Task item:
Copy out the lines of the material that include the string "content".
☆ ☆ ☆ ☆
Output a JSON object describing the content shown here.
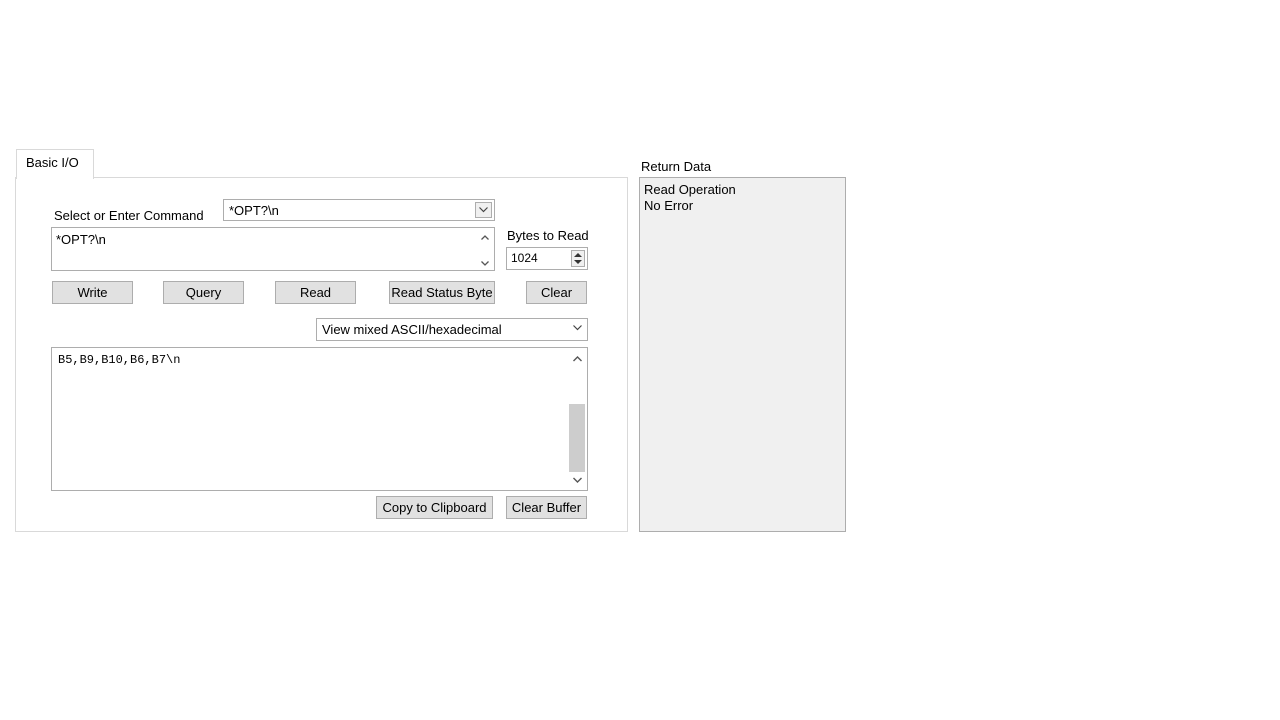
{
  "tabs": [
    {
      "label": "Basic I/O",
      "active": true
    }
  ],
  "command": {
    "label": "Select or Enter Command",
    "combo_value": "*OPT?\\n",
    "text_value": "*OPT?\\n"
  },
  "bytes_to_read": {
    "label": "Bytes to Read",
    "value": "1024"
  },
  "buttons": {
    "write": "Write",
    "query": "Query",
    "read": "Read",
    "read_status_byte": "Read Status Byte",
    "clear": "Clear"
  },
  "view_mode": {
    "selected": "View mixed ASCII/hexadecimal"
  },
  "buffer": {
    "content": "B5,B9,B10,B6,B7\\n",
    "copy_label": "Copy to Clipboard",
    "clear_label": "Clear Buffer"
  },
  "return_data": {
    "label": "Return Data",
    "lines": [
      "Read Operation",
      "No Error"
    ]
  }
}
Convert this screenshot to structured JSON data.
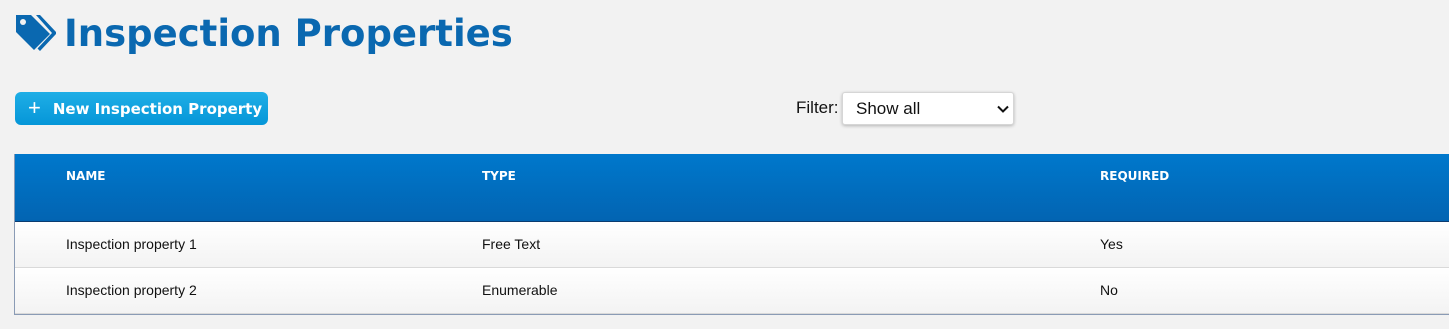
{
  "header": {
    "title": "Inspection Properties",
    "icon": "tag-icon",
    "title_color": "#0a68b0"
  },
  "toolbar": {
    "new_button_label": "New Inspection Property",
    "new_button_icon": "plus-icon",
    "filter_label": "Filter:",
    "filter_value": "Show all"
  },
  "table": {
    "columns": [
      "NAME",
      "TYPE",
      "REQUIRED"
    ],
    "rows": [
      [
        "Inspection property 1",
        "Free Text",
        "Yes"
      ],
      [
        "Inspection property 2",
        "Enumerable",
        "No"
      ]
    ]
  },
  "colors": {
    "header_bar": "#0078cc",
    "button": "#0596d8",
    "page_bg": "#f2f2f2"
  }
}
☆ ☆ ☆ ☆
Answer:
Output a JSON object describing the content shown here.
    "content": "B5,B9,B10,B6,B7\\n",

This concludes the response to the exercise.